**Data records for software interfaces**

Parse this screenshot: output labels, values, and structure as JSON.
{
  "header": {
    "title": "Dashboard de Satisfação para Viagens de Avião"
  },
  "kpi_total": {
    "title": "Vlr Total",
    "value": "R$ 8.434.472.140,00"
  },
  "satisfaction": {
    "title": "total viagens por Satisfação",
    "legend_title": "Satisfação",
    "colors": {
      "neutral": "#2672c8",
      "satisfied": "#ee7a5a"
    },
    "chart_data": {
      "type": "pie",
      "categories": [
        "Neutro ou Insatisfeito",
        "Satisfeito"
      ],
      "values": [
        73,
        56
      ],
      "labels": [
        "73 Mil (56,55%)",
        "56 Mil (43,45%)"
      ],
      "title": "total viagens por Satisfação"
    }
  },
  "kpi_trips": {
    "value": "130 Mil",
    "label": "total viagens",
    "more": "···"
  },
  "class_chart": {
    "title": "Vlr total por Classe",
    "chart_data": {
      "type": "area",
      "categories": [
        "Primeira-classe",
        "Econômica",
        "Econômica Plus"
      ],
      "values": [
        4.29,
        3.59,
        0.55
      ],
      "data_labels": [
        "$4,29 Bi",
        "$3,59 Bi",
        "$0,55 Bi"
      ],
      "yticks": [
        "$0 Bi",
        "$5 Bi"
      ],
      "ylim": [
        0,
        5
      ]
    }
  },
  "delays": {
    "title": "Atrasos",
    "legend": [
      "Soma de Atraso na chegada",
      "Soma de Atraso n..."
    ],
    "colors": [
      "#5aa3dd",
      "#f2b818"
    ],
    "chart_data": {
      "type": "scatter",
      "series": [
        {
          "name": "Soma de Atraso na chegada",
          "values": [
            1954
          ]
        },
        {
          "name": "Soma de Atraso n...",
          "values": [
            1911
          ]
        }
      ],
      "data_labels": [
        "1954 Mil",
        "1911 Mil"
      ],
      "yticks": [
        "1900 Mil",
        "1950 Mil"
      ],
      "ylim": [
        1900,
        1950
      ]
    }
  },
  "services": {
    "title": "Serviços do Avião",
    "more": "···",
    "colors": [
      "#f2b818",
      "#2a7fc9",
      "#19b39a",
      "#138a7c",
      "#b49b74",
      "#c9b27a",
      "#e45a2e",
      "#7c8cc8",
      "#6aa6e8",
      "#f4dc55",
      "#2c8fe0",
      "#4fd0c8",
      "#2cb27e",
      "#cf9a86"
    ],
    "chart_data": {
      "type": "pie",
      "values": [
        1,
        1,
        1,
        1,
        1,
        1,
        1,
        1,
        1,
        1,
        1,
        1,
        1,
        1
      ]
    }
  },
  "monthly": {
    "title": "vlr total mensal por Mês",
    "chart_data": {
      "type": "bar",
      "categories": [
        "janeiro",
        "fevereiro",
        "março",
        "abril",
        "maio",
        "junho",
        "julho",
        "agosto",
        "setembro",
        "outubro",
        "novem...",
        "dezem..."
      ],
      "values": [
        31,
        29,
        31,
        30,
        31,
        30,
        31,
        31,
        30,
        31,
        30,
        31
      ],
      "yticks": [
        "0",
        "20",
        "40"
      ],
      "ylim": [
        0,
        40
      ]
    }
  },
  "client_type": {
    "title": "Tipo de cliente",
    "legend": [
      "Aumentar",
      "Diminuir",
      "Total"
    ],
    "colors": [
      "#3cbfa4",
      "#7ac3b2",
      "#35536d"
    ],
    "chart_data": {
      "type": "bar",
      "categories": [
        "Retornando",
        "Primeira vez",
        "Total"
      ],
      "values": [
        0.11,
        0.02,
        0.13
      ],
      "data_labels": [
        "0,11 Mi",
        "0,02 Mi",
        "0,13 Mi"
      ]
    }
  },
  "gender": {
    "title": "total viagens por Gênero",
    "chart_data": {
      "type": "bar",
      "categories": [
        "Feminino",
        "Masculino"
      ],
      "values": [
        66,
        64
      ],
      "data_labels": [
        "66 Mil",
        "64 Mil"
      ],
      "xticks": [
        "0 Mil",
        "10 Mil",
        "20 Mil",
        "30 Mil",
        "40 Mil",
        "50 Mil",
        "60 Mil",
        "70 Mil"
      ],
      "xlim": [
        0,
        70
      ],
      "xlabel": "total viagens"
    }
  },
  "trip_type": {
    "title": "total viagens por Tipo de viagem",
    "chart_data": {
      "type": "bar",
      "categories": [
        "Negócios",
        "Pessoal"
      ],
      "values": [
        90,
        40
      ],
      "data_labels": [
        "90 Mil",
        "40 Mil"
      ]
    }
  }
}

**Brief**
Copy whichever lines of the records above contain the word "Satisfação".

**Result for this task**
    "title": "Dashboard de Satisfação para Viagens de Avião"
    "title": "total viagens por Satisfação",
    "legend_title": "Satisfação",
      "title": "total viagens por Satisfação"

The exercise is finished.